  6. When citing sources (direct quotation or paraphrasing), the in-text citation rules apply:

    The author's last name (include the first initial only if there are two authors being cited in the paper with the same last name) followed by the year of publication, a colon and the page number(s). (This is the standard procedure in anthropological publications). Quotation marks should be used where appropriate, as in the examples below.

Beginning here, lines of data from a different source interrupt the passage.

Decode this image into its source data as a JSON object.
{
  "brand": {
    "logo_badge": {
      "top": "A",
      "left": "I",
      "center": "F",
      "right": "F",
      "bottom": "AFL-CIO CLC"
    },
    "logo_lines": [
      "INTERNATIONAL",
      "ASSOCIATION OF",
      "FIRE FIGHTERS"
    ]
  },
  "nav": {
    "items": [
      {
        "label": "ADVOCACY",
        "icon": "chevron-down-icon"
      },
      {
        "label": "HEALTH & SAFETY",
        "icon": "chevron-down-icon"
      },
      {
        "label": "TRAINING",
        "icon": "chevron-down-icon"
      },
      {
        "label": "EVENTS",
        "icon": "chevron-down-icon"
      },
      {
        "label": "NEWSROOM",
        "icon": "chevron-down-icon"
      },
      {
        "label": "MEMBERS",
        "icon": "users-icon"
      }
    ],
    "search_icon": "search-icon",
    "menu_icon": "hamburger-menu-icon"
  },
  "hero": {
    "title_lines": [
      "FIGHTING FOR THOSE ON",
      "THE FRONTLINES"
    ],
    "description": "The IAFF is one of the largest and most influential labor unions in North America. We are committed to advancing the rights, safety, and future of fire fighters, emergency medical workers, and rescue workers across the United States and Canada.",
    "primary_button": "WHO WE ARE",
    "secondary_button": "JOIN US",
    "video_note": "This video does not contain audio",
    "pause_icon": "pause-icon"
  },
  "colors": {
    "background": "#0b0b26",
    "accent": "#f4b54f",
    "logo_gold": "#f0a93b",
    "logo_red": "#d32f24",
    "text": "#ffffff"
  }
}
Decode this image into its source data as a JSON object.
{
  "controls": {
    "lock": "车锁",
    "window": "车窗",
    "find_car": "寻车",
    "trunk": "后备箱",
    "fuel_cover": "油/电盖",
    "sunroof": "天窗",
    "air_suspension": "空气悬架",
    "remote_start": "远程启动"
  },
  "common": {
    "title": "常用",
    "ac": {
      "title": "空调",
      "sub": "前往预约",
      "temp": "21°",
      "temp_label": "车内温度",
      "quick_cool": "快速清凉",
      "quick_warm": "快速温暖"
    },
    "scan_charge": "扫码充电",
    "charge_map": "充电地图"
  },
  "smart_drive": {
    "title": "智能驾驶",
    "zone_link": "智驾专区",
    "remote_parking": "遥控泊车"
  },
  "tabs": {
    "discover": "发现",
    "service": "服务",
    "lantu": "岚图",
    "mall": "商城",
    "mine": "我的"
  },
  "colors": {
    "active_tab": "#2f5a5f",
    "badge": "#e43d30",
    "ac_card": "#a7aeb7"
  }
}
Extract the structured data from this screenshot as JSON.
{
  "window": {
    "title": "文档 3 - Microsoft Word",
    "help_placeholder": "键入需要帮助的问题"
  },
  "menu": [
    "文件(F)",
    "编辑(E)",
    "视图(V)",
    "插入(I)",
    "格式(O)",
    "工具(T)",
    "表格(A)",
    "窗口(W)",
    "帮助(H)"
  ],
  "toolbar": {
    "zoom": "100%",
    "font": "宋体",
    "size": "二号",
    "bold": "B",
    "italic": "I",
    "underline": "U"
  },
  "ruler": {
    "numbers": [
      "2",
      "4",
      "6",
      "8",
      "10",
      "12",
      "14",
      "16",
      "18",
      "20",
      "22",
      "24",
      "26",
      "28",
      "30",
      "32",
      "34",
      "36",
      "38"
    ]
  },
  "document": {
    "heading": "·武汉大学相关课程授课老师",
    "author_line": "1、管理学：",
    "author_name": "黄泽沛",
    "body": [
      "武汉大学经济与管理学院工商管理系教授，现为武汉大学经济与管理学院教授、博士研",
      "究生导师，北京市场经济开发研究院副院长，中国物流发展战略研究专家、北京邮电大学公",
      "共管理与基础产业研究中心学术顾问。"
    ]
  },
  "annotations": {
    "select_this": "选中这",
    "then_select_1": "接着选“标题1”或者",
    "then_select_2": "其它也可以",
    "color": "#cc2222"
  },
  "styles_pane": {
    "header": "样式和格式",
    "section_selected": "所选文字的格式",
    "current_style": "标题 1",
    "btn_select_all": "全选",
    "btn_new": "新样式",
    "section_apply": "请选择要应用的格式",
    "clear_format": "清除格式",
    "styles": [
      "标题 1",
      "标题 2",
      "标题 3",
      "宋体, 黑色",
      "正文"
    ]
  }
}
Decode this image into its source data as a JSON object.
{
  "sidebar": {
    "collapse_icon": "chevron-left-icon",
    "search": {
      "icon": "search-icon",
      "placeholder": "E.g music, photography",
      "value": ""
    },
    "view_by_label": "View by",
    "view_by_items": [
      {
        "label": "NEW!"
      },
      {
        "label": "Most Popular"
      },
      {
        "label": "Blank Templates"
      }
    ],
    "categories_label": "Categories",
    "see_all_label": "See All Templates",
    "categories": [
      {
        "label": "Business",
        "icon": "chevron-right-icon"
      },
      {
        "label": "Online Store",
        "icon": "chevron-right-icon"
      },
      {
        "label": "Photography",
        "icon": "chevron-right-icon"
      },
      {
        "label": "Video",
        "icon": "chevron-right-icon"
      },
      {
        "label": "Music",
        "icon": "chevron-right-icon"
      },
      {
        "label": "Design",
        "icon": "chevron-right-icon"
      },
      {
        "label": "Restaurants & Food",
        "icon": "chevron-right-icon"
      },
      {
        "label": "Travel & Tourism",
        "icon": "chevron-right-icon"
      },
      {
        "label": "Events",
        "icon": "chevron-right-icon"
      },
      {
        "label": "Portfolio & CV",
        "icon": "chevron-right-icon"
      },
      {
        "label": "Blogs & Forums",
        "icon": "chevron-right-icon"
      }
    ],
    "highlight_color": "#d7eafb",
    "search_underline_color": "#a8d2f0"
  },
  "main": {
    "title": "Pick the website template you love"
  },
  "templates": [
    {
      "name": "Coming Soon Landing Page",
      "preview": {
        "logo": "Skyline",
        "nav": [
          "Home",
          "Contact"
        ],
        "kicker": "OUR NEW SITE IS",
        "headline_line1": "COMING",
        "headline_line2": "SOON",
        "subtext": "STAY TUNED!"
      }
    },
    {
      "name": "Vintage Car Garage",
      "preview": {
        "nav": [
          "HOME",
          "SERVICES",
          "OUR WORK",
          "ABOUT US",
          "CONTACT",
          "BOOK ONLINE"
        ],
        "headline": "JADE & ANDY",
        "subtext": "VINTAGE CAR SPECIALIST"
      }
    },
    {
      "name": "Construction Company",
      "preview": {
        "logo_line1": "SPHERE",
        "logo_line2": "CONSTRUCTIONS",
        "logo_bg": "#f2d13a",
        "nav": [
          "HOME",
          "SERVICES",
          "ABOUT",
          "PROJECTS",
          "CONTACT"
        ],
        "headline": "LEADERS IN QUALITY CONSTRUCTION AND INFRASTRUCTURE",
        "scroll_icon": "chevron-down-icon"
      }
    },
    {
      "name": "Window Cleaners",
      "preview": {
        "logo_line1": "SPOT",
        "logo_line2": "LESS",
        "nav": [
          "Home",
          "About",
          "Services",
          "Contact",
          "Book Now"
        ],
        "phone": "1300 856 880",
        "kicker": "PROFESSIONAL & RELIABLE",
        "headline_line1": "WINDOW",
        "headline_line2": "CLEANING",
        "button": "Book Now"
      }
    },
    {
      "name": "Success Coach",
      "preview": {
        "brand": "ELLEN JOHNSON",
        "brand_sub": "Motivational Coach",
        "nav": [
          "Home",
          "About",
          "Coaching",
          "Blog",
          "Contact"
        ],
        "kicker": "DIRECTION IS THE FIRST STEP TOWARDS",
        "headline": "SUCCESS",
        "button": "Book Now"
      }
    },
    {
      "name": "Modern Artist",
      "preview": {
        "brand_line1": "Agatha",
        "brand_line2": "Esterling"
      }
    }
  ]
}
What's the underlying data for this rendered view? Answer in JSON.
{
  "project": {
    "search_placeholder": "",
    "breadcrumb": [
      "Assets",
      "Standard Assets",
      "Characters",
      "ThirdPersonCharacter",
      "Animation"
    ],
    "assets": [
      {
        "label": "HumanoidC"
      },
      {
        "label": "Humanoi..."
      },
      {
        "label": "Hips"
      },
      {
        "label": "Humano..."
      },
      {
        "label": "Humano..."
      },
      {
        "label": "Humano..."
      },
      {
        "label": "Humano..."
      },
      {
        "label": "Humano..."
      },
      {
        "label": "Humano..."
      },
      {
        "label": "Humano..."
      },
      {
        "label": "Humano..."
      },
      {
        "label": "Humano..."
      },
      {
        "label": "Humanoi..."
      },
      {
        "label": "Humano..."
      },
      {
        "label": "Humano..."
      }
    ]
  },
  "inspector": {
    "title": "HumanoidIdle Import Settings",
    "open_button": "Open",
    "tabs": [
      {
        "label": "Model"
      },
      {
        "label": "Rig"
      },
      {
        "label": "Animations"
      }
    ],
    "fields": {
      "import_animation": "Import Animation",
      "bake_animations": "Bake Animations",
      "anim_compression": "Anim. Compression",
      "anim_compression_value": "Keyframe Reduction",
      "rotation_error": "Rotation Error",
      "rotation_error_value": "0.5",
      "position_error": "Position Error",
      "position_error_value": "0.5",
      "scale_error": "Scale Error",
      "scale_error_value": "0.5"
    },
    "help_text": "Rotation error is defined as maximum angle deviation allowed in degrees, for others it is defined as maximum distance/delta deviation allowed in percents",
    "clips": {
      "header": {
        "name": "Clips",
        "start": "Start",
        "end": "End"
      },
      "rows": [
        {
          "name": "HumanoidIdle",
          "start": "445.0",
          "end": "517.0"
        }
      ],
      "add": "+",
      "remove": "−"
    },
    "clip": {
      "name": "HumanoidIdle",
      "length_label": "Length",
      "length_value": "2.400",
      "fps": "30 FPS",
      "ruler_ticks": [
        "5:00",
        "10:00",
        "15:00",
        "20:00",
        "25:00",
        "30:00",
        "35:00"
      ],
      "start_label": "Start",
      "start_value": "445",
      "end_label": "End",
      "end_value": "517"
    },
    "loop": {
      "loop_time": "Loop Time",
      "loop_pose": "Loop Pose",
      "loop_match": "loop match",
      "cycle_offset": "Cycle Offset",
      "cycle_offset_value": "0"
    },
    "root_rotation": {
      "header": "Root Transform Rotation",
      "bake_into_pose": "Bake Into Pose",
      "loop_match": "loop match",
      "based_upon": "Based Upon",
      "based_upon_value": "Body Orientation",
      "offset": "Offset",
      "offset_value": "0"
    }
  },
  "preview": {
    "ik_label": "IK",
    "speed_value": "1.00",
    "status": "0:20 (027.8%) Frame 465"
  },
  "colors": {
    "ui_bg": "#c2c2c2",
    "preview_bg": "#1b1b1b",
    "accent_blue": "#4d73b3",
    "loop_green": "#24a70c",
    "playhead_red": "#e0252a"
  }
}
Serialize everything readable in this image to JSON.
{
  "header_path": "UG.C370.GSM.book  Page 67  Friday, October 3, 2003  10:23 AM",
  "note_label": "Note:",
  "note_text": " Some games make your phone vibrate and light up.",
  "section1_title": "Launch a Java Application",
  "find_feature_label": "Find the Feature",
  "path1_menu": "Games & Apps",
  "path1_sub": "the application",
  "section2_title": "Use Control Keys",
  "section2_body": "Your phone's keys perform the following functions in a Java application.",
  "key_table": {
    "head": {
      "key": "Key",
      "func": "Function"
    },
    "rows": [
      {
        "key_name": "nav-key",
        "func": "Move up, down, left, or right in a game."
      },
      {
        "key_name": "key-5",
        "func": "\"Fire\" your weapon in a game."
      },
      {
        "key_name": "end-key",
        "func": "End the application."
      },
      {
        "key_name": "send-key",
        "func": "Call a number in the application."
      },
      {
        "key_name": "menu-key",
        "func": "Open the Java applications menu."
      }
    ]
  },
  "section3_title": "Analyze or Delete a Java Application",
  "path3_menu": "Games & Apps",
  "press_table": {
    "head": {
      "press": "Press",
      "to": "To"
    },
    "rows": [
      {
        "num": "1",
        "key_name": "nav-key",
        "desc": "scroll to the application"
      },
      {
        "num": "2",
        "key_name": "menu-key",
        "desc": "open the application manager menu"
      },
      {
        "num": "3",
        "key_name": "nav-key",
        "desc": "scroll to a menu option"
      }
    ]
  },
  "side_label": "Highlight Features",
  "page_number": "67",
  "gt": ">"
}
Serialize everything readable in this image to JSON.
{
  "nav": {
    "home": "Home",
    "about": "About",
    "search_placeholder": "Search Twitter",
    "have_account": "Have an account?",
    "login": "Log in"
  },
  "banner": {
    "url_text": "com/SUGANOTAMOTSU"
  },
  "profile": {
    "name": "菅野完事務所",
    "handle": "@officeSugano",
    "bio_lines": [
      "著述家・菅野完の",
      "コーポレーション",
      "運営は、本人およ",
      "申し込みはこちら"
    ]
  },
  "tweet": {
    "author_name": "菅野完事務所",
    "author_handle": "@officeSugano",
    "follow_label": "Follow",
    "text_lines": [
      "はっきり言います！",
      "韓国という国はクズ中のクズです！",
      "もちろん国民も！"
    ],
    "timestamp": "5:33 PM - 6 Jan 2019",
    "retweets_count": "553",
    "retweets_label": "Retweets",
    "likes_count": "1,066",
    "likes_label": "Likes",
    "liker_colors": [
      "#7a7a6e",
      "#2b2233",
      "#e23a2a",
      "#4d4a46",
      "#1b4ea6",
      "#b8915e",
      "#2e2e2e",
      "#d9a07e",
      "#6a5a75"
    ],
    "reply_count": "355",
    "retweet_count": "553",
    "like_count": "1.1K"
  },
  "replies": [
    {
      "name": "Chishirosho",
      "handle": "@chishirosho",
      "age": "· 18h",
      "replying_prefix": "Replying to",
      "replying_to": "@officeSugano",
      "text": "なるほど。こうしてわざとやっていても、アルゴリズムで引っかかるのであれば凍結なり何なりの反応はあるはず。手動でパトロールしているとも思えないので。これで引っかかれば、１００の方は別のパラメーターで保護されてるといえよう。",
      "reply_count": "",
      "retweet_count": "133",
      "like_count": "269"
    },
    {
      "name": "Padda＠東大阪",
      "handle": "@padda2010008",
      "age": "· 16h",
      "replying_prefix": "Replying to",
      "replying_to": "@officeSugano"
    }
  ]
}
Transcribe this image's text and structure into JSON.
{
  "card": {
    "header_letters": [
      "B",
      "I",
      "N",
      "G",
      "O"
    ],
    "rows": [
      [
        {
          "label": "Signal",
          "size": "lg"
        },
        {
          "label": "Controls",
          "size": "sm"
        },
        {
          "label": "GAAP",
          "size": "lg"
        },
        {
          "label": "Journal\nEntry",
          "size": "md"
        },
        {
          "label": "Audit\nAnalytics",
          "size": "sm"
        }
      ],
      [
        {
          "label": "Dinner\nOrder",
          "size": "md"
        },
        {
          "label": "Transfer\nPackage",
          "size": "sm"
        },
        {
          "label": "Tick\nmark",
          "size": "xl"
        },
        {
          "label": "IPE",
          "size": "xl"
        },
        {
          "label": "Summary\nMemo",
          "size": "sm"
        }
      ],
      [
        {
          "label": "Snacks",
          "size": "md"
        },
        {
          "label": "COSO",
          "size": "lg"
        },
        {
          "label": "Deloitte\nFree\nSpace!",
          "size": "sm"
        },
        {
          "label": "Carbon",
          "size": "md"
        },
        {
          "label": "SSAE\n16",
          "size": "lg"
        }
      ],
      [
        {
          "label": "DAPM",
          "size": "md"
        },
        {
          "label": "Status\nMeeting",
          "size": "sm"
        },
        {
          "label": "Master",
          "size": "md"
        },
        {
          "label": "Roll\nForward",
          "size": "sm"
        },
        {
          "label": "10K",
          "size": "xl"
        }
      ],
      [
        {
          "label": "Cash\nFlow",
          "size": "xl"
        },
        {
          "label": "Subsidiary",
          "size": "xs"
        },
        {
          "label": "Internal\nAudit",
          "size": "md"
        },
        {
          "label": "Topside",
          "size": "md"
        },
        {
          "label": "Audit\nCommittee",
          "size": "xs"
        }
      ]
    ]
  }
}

    Example #1: "The moon is made of green cheese" (McDonald 1989:123).
    Example #2: According to Williams, the moon is made of fried green tomatoes (1988:19-23).

  7. If you have experienced a burst of energy and ambition and have done some additional reading not assigned in the syllabus (unlikely but not impossible), then you should cite the authors as above.

  8. You must include a bibliography with full references at the end of the paper.

  9. Good luck! Contact me at barnold@uwm.edu if you have any other questions.
 


© 2000 Bettina Arnold, Dept. of Anthropology, University of Wisconsin-Milwaukee
Design: Homer Hruby, Last Updated: September 14, 2012